In 2010, the General Assembly adopted the Global Plan of Action to Combat Trafficking in Persons, urging Governments worldwide to take coordinated and consistent measures to defeat this scourge. The plan calls for integrating the fight against human trafficking into the UN’s broader programmes to boost development and strengthen security worldwide. One of the plan’s crucial provisions is the establishment of a UN Voluntary Trust Fund for victims of trafficking, especially women and children. The Trust Fund facilitates effective, on-the-ground assistance and protection to victims of trafficking, through grants to specialized NGOs. It aims to prioritize victims coming from a context of armed conflict and those identified among large refugee and migration flows, the UN says.
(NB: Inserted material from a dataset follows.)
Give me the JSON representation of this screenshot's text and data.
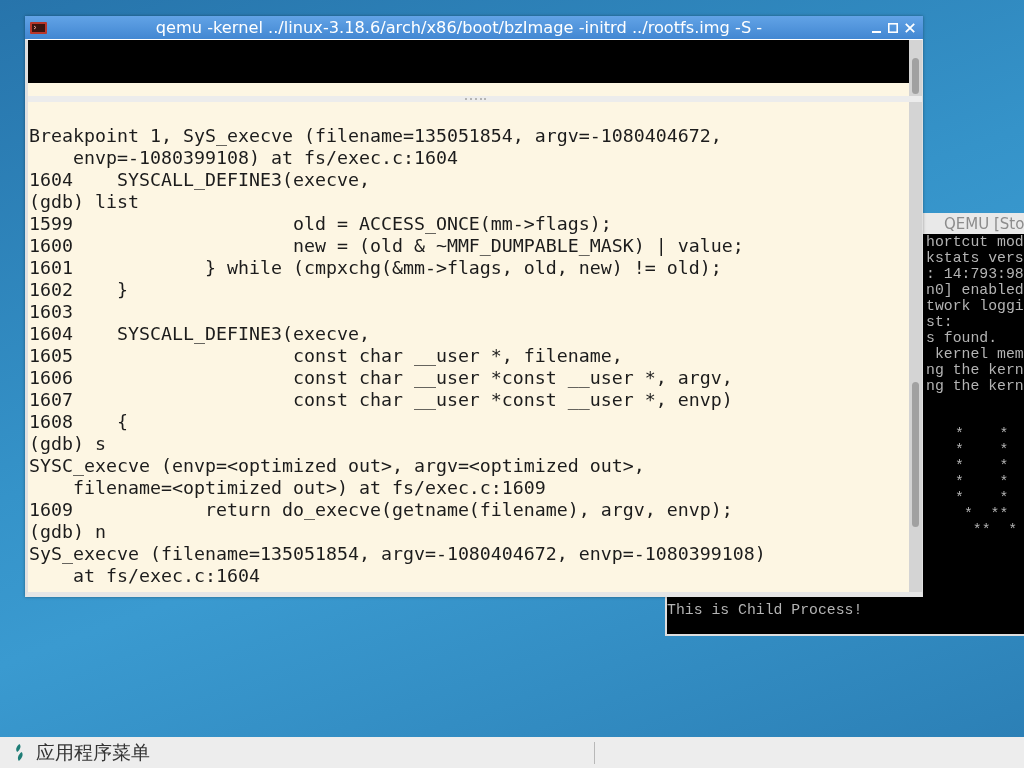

In this era of modern technology including artificial intelligence and robotic marvels, it is tragic that so many people, mainly women and girls, are trafficked by mafias. That is why Pope Francis has called on world religious leaders to unite and work together to combat and curb this grave crime against humanity- a crime which leads to catastrophes such as what we saw last week in the Mediterranean Sea. This mafia reduces people to the level of commodities like heroin or other narcotics and the world if it respects human dignity, cannot allow human smuggling to continue.
Tackling this crime, of course, would involve addressing its root cause which is the inequitable distribution of wealth and resources, with some ten per cent comprising super-rich and the ruling elite controlling about 70 per cent of the world’s wealth while about 40 per cent of the people are wallowing in stark poverty.